* _About this task_
Although the entries contain pictures, the copy should hold only their exact text.

* _Data extract_
+ + + + +

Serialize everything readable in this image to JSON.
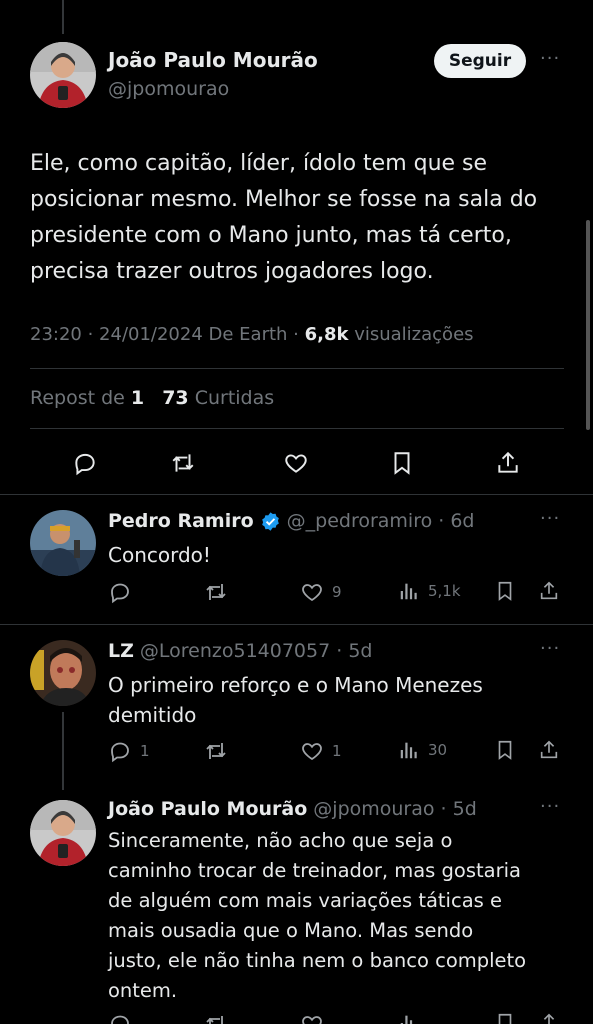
{
  "main_tweet": {
    "author_name": "João Paulo Mourão",
    "author_handle": "@jpomourao",
    "follow_label": "Seguir",
    "more": "···",
    "text_lines": [
      "Ele, como capitão, líder, ídolo tem que se",
      "posicionar mesmo. Melhor se fosse na sala do",
      "presidente com o Mano junto, mas tá certo,",
      "precisa trazer outros jogadores logo."
    ],
    "meta": {
      "time": "23:20 · 24/01/2024 De Earth ·",
      "views_count": "6,8k",
      "views_label": "visualizações"
    },
    "stats": {
      "repost_label": "Repost de",
      "repost_count": "1",
      "likes_count": "73",
      "likes_label": "Curtidas"
    }
  },
  "replies": [
    {
      "name": "Pedro Ramiro",
      "verified": true,
      "handle_time": "@_pedroramiro · 6d",
      "text_lines": [
        "Concordo!"
      ],
      "more": "···",
      "actions": {
        "reply": "",
        "retweet": "",
        "like": "9",
        "views": "5,1k"
      }
    },
    {
      "name": "LZ",
      "verified": false,
      "handle_time": "@Lorenzo51407057 · 5d",
      "text_lines": [
        "O primeiro reforço e o Mano Menezes",
        "demitido"
      ],
      "more": "···",
      "actions": {
        "reply": "1",
        "retweet": "",
        "like": "1",
        "views": "30"
      }
    },
    {
      "name": "João Paulo Mourão",
      "verified": false,
      "handle_time": "@jpomourao · 5d",
      "text_lines": [
        "Sinceramente, não acho que seja o",
        "caminho trocar de treinador, mas gostaria",
        "de alguém com mais variações táticas e",
        "mais ousadia que o Mano. Mas sendo",
        "justo, ele não tinha nem o banco completo",
        "ontem."
      ],
      "more": "···",
      "actions": {
        "reply": "",
        "retweet": "",
        "like": "",
        "views": ""
      }
    }
  ],
  "colors": {
    "background": "#000000",
    "text": "#e7e9ea",
    "muted": "#71767b",
    "divider": "#2f3336",
    "verified": "#1d9bf0"
  }
}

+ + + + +

* _Completed task_
Serialize everything readable in this image to JSON.
{
  "main_tweet": {
    "author_name": "João Paulo Mourão",
    "author_handle": "@jpomourao",
    "follow_label": "Seguir",
    "more": "···",
    "text_lines": [
      "Ele, como capitão, líder, ídolo tem que se",
      "posicionar mesmo. Melhor se fosse na sala do",
      "presidente com o Mano junto, mas tá certo,",
      "precisa trazer outros jogadores logo."
    ],
    "meta": {
      "time": "23:20 · 24/01/2024 De Earth ·",
      "views_count": "6,8k",
      "views_label": "visualizações"
    },
    "stats": {
      "repost_label": "Repost de",
      "repost_count": "1",
      "likes_count": "73",
      "likes_label": "Curtidas"
    }
  },
  "replies": [
    {
      "name": "Pedro Ramiro",
      "verified": true,
      "handle_time": "@_pedroramiro · 6d",
      "text_lines": [
        "Concordo!"
      ],
      "more": "···",
      "actions": {
        "reply": "",
        "retweet": "",
        "like": "9",
        "views": "5,1k"
      }
    },
    {
      "name": "LZ",
      "verified": false,
      "handle_time": "@Lorenzo51407057 · 5d",
      "text_lines": [
        "O primeiro reforço e o Mano Menezes",
        "demitido"
      ],
      "more": "···",
      "actions": {
        "reply": "1",
        "retweet": "",
        "like": "1",
        "views": "30"
      }
    },
    {
      "name": "João Paulo Mourão",
      "verified": false,
      "handle_time": "@jpomourao · 5d",
      "text_lines": [
        "Sinceramente, não acho que seja o",
        "caminho trocar de treinador, mas gostaria",
        "de alguém com mais variações táticas e",
        "mais ousadia que o Mano. Mas sendo",
        "justo, ele não tinha nem o banco completo",
        "ontem."
      ],
      "more": "···",
      "actions": {
        "reply": "",
        "retweet": "",
        "like": "",
        "views": ""
      }
    }
  ],
  "colors": {
    "background": "#000000",
    "text": "#e7e9ea",
    "muted": "#71767b",
    "divider": "#2f3336",
    "verified": "#1d9bf0"
  }
}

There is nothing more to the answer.